OK you didn't sneeze this time... Believe it or not it takes a LOT of force to knock that charged powder off that part if you use a good gun.
Now you transfer the part to the rack and GENTLY roll it into your oven. OR transfer the part to the rack until you have enough coated to fill the oven (you want room between parts if they move some but not a lot)
The oven will be PRE-HEATED to the cure temperature. Open the door, load the oven and close the door. WHY pre-Heat? Because you want those parts to come up to temp FAST so the powder cures properly and bonds to the aluminum. Remember that metals expand when heated, if the powder is already starting to gel as the expansion occurs it will move with the part. If the powder isn't starting to gel and the part expands you get micro-fissures in the paint that let air/moisture in. NOT a good thing. Now for cooling you let them cool together. The powder will again follow the metal. It will actually stay in a semi-plastic state for quite a while when it is warm.
DO NOT TOUCH THE WARM PARTS!!!
Use the hanging wires to move them out of the oven to cool. Why not leave them in the oven till it cools? Because powder CAN also be over cured. Just like baking cookies, there is a point where the dough softens, flows out and sets. Then they start to brown. If you leave them in too long what happens? You get CHARCOAL COOKIES... Powder does almost the same thing at a molecular level. Properly cured powder will move with the substrate, I have taken .020 test panels, coated them, bent them over. Flattened the bend down with a mallet and not had the coating fail on properly cured powder! OVER cure that same powder and it will flake off and fail.
You asked about spraying hot parts as well. YES you can do that and we did that a lot on HEAVY cast parts or on parts where the customer needed a specific thickness of coating for another purpose. For instance the E-One company (
) had us coating the pump housings and parts inside many of the sewage grinder pumps they built. They wanted a VERY thick coat that would then get machined flat and used as a gasketing surface. This kept all of the cast iron housing covered and made those pumps last. To give them the proper coat we would clean the parts and then pre-heat them up to cure temperature. Then spray on the powder to build up the thickness. The heated parts would instantly cause the powder to begin curing and then we baked them a while longer till we reached a full cure.

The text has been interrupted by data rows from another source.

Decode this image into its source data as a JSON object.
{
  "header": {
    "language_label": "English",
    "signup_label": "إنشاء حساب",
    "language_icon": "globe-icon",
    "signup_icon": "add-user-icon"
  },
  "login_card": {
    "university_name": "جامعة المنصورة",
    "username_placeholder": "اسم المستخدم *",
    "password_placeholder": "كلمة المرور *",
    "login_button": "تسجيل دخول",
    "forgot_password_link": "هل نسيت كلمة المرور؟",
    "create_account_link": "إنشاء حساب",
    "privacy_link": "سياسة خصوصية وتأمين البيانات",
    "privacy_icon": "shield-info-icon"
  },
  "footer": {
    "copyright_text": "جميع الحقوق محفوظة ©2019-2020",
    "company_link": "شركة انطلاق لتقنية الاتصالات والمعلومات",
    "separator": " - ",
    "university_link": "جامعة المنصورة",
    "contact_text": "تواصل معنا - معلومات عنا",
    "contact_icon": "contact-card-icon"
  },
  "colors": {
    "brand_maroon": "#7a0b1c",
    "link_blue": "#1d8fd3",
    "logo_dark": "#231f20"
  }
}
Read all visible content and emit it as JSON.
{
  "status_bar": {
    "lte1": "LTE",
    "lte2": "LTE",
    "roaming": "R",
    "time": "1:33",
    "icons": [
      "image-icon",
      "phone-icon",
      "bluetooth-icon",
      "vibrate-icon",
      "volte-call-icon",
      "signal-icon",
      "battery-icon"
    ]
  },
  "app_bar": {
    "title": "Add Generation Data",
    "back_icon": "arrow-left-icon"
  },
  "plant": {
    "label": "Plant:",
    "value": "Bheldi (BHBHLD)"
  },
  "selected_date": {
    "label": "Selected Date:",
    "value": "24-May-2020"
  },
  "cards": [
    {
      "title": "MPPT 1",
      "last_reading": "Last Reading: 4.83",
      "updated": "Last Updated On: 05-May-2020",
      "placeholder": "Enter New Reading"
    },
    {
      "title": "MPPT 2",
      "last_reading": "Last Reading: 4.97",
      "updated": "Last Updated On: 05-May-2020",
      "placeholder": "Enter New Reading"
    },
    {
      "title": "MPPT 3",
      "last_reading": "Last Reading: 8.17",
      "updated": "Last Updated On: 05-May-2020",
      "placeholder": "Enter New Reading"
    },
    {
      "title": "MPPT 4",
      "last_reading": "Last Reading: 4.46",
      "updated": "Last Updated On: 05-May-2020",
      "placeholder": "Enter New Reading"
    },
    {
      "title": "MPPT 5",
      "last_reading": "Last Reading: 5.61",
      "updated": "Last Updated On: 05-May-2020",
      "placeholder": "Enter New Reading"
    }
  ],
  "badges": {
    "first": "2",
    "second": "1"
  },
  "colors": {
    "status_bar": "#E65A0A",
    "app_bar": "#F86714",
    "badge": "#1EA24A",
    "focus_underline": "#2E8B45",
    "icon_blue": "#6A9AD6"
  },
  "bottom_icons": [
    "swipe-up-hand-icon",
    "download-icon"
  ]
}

This process also works on porous items like cast aluminum or iron because it out-gasses the part and allows the powder to gel without having gas bubbles in the coating. On 1/4" it isn't needed.
Very good write up. I would make one addition. Use a good respirator when working with the powders. They are toxic until they are cured. Cheap dust masks don't cut it. Use a vacuum to clean up the area if not recycling powder overspray. Same goes for your clothes.
Thats why a booth is used as a controlled area. Powder goes back into the can or into the filter.
Also, if you make your own oven, check the cure temperature of the powder you plan to use. Harbor Freight powders need a cure temp of 400 degrees F for 20 minutes after powder glosses over.
Not unless your stupid enough to test the voltage by sticking it over the pacemaker!
I used to demonstrate the voltage on the guns to folks visiting the plant by arcing it to ground in the booth with the powder OFF. Most of the better guns allow you to control the voltage, current, powder deliver, air flow to the hopper from the front panel.
Powder coating without spray gun, charges, or oven:
I watched a CalTrans crew today repaint street markings in front of an intersection. They laid down metal stencils, then used a weedburner type torch to heat the asphalt inside the letter cutouts. Then white powder was dusted over the stencil.